Snapshots of some of the latest peer-reviewed research within psychology and related fields. brief In n Prolonged exposure therapy and cognitive therapy are similarly effective at reducing post-traumatic stress disorder symptoms, finds research from Hadassah University Hospital in Jerusalem. The researchers found that patients who had either of those therapies immediately following a traumatic event showed fewer symptoms of PTSD at a five-month follow-up than patients who took antidepressants or a placebo. Patients who started prolonged exposure therapy five months after their trauma reduced their PTSD symptoms as much as patients who began therapy immediately after their trauma. (Archives of General Psychiatry, Oct. 3) n People may use marijuana to cope with the effects of trauma, according to a study led by Florida State University researchers. The researchers analyzed data from 5,672 respondents to the National Comorbidity Survey and found that people who had symptoms of posttraumatic stress disorder (PTSD) were more likely to have used cannabis, and more likely to use it daily. This correlation stood up even when researchers accounted for demographics and the presence of other disorders. This and related findings suggest that people may self-medicate with marijuana to control symptoms of PTSD, such as sleeplessness and hypervigilance. (Psychology of Addictive Behaviors, September) For direct links to these articles, click on the journal names. Women who drank four cups of caffeinated coffee a day were 20 percent less likely to be diagnosed with depression, a large study finds. n Drinking coffee could lower women’s risk for depression, suggest data from the Harvard Nurses’ Health Study, a longitudinal study of 50,793 nurses that includes self-reports on caffeine consumption.

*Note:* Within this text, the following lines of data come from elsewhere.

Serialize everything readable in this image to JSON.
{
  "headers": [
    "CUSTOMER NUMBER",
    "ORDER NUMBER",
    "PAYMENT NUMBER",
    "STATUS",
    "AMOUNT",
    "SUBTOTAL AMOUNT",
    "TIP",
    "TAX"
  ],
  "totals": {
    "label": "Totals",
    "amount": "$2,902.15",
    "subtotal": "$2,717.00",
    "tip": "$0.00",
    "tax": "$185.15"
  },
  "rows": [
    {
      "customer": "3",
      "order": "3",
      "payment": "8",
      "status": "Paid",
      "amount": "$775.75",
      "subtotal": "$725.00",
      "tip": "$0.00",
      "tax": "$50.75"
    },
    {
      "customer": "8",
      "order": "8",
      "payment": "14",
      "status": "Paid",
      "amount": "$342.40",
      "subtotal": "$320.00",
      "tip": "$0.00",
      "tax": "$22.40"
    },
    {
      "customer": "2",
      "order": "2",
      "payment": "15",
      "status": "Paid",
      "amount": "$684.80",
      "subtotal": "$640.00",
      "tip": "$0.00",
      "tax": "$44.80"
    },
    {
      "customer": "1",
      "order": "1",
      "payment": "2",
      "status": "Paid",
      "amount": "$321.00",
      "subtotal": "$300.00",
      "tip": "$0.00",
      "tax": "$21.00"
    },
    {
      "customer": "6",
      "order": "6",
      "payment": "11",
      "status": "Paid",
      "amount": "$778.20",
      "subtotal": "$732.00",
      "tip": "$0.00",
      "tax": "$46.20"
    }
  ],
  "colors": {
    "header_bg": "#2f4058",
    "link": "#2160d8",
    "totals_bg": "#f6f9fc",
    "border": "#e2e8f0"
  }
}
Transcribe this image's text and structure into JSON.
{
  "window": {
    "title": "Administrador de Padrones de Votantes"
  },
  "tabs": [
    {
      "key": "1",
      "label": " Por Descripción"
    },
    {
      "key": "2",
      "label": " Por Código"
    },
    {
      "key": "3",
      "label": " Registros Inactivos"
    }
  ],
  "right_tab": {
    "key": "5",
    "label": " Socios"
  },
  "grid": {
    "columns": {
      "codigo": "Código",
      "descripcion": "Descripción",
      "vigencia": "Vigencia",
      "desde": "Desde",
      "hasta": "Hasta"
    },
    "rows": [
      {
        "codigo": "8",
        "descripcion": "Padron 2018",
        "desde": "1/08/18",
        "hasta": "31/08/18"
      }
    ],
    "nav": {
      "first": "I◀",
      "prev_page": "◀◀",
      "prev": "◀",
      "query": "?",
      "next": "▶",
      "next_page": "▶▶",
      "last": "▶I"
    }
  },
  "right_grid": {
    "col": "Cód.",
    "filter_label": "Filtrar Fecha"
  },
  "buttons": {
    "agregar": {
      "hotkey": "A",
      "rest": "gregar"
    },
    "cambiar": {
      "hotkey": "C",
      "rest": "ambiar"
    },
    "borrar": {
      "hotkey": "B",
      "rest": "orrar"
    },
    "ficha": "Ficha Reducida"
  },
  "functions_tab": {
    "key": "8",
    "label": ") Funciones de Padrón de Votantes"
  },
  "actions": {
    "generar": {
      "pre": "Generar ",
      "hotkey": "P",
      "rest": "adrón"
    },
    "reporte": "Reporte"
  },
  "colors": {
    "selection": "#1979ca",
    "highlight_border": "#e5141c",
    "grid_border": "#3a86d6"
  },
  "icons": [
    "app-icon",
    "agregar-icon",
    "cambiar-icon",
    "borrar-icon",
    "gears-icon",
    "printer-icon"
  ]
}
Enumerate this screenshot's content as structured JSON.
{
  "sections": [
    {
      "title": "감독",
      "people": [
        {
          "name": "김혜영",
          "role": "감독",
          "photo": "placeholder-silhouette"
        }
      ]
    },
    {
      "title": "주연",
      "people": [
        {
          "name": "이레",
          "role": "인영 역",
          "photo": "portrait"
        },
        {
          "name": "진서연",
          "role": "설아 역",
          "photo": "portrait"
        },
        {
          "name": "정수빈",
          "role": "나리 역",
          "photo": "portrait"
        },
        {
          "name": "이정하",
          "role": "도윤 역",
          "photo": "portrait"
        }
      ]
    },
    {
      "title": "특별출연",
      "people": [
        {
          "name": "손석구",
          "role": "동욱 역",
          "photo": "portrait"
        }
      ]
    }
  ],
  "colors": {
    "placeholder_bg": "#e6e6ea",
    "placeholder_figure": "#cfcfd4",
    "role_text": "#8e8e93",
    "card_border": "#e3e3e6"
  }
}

Women in the study who drank four cups of caffeinated coffee a day were 20 percent less likely to be diagnosed with depression or prescribed antidepressants over a 10-year period than women who drank one cup of coffee or less a week. While more research is needed to determine whether coffee drinking may contribute to depression treatment or prevention, say the researchers, the findings support a possible protective effect and are consistent with an earlier study that found suicide risk is lower among people with higher coffee consumption. (Archives of Internal Medicine, Sept. 26) DeceMber 2011 • Monitor on psychology 15

Table of Contents for the Digital Edition of Monitor on Psychology - December 2011

Monitor on Psychology - December 2011
President’s Column
From the CEO
Willpower Pioneer Wins $100,000 Grawemeyer Prize
Single-Sex Schooling Called Into Question by Prominent Researchers
Maternal Depression Stunts Childhood Growth, Research Suggests
For Boys, Sharing May Seem Like a Waste of Time
Good News for Postdoc Applicants
In Brief
Treatment Guideline Development Now Under Way
Government Relations Update
Psychologist Named Va Mental Health Chief
The Limits of Eyewitness Testimony
Judicial Notebook
Random Sample
Time Capsule
Deconstructing Suicide
A Focus on Interdisciplinarity
A Time of ‘Enormous Change’
The Science Behind Team Science
Good Science Requires Good Conflict
A New Paradigm of Care
Speaking of Education
Science Directions
New Labels, New Attitudes?
Psychologist Profile
Early Career Psychology
Unintended Consequences
Better Options for Troubled Teens
Saving Lives, One Organ at a Time
New Journal Editors
APA News
Division Spotlight
Guidelines for the Conduct of President-Elect Nominations and Elections
American Psychological Foundation

Monitor on Psychology - December 2011